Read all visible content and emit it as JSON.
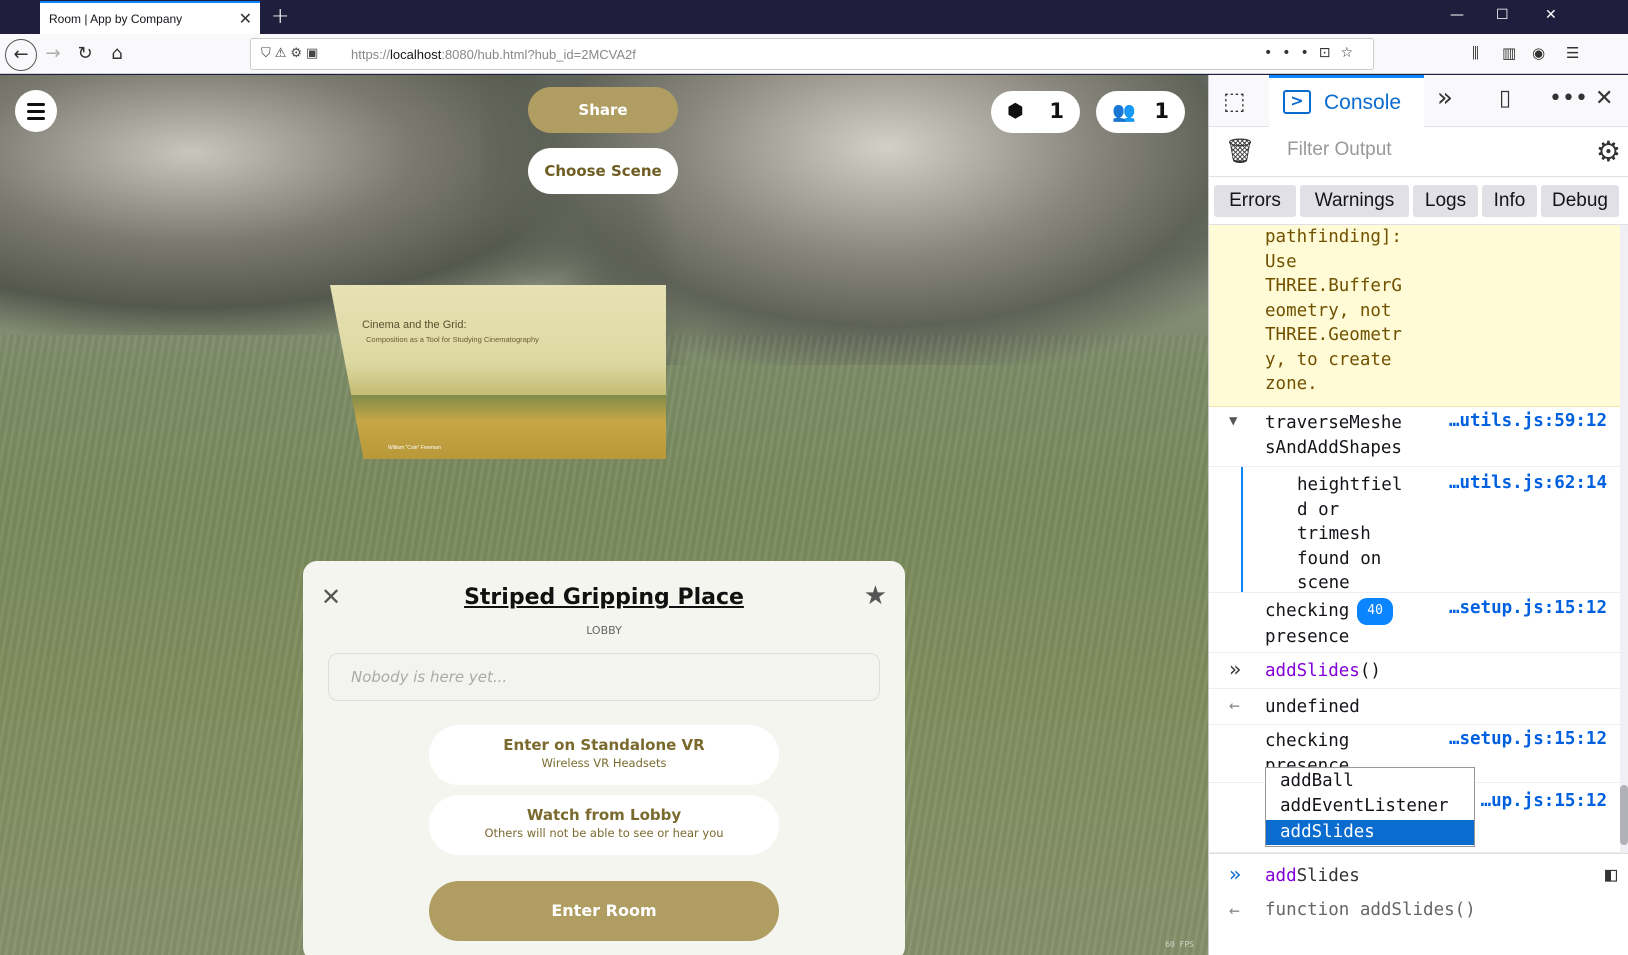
{
  "browser": {
    "tab_title": "Room | App by Company",
    "url_scheme": "https://",
    "url_host": "localhost",
    "url_rest": ":8080/hub.html?hub_id=2MCVA2f"
  },
  "scene": {
    "share_label": "Share",
    "choose_scene_label": "Choose Scene",
    "objects_count": "1",
    "people_count": "1",
    "slide_title": "Cinema and the Grid:",
    "slide_subtitle": "Composition as a Tool for Studying Cinematography",
    "slide_author": "William \"Cole\" Freeman",
    "fps": "60 FPS"
  },
  "dialog": {
    "title": "Striped Gripping Place",
    "subtitle": "LOBBY",
    "presence_placeholder": "Nobody is here yet...",
    "options": [
      {
        "label": "Enter on Standalone VR",
        "sub": "Wireless VR Headsets"
      },
      {
        "label": "Watch from Lobby",
        "sub": "Others will not be able to see or hear you"
      }
    ],
    "enter_label": "Enter Room"
  },
  "devtools": {
    "active_tab": "Console",
    "filter_placeholder": "Filter Output",
    "levels": [
      "Errors",
      "Warnings",
      "Logs",
      "Info",
      "Debug"
    ],
    "log": {
      "warn_lines": [
        "pathfinding]:",
        "Use",
        "THREE.BufferG",
        "eometry, not",
        "THREE.Geometr",
        "y, to create",
        "zone."
      ],
      "trace_fn": [
        "traverseMeshe",
        "sAndAddShapes"
      ],
      "trace_src": "…utils.js:59:12",
      "nested_lines": [
        "heightfiel",
        "d or",
        "trimesh",
        "found on",
        "scene"
      ],
      "nested_src": "…utils.js:62:14",
      "checking_1": [
        "checking",
        "presence"
      ],
      "checking_1_count": "40",
      "checking_1_src": "…setup.js:15:12",
      "input_1_fn": "addSlides",
      "input_1_parens": "()",
      "result_1": "undefined",
      "checking_2": "checking",
      "checking_2_cut": "presence",
      "checking_2_src": "…setup.js:15:12",
      "checking_3_src": "…up.js:15:12"
    },
    "autocomplete": [
      "addBall",
      "addEventListener",
      "addSlides"
    ],
    "input_prefix": "add",
    "input_suffix": "Slides",
    "preview": "function addSlides()"
  }
}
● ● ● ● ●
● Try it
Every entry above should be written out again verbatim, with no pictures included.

● Answer to this task
Read all visible content and emit it as JSON.
{
  "browser": {
    "tab_title": "Room | App by Company",
    "url_scheme": "https://",
    "url_host": "localhost",
    "url_rest": ":8080/hub.html?hub_id=2MCVA2f"
  },
  "scene": {
    "share_label": "Share",
    "choose_scene_label": "Choose Scene",
    "objects_count": "1",
    "people_count": "1",
    "slide_title": "Cinema and the Grid:",
    "slide_subtitle": "Composition as a Tool for Studying Cinematography",
    "slide_author": "William \"Cole\" Freeman",
    "fps": "60 FPS"
  },
  "dialog": {
    "title": "Striped Gripping Place",
    "subtitle": "LOBBY",
    "presence_placeholder": "Nobody is here yet...",
    "options": [
      {
        "label": "Enter on Standalone VR",
        "sub": "Wireless VR Headsets"
      },
      {
        "label": "Watch from Lobby",
        "sub": "Others will not be able to see or hear you"
      }
    ],
    "enter_label": "Enter Room"
  },
  "devtools": {
    "active_tab": "Console",
    "filter_placeholder": "Filter Output",
    "levels": [
      "Errors",
      "Warnings",
      "Logs",
      "Info",
      "Debug"
    ],
    "log": {
      "warn_lines": [
        "pathfinding]:",
        "Use",
        "THREE.BufferG",
        "eometry, not",
        "THREE.Geometr",
        "y, to create",
        "zone."
      ],
      "trace_fn": [
        "traverseMeshe",
        "sAndAddShapes"
      ],
      "trace_src": "…utils.js:59:12",
      "nested_lines": [
        "heightfiel",
        "d or",
        "trimesh",
        "found on",
        "scene"
      ],
      "nested_src": "…utils.js:62:14",
      "checking_1": [
        "checking",
        "presence"
      ],
      "checking_1_count": "40",
      "checking_1_src": "…setup.js:15:12",
      "input_1_fn": "addSlides",
      "input_1_parens": "()",
      "result_1": "undefined",
      "checking_2": "checking",
      "checking_2_cut": "presence",
      "checking_2_src": "…setup.js:15:12",
      "checking_3_src": "…up.js:15:12"
    },
    "autocomplete": [
      "addBall",
      "addEventListener",
      "addSlides"
    ],
    "input_prefix": "add",
    "input_suffix": "Slides",
    "preview": "function addSlides()"
  }
}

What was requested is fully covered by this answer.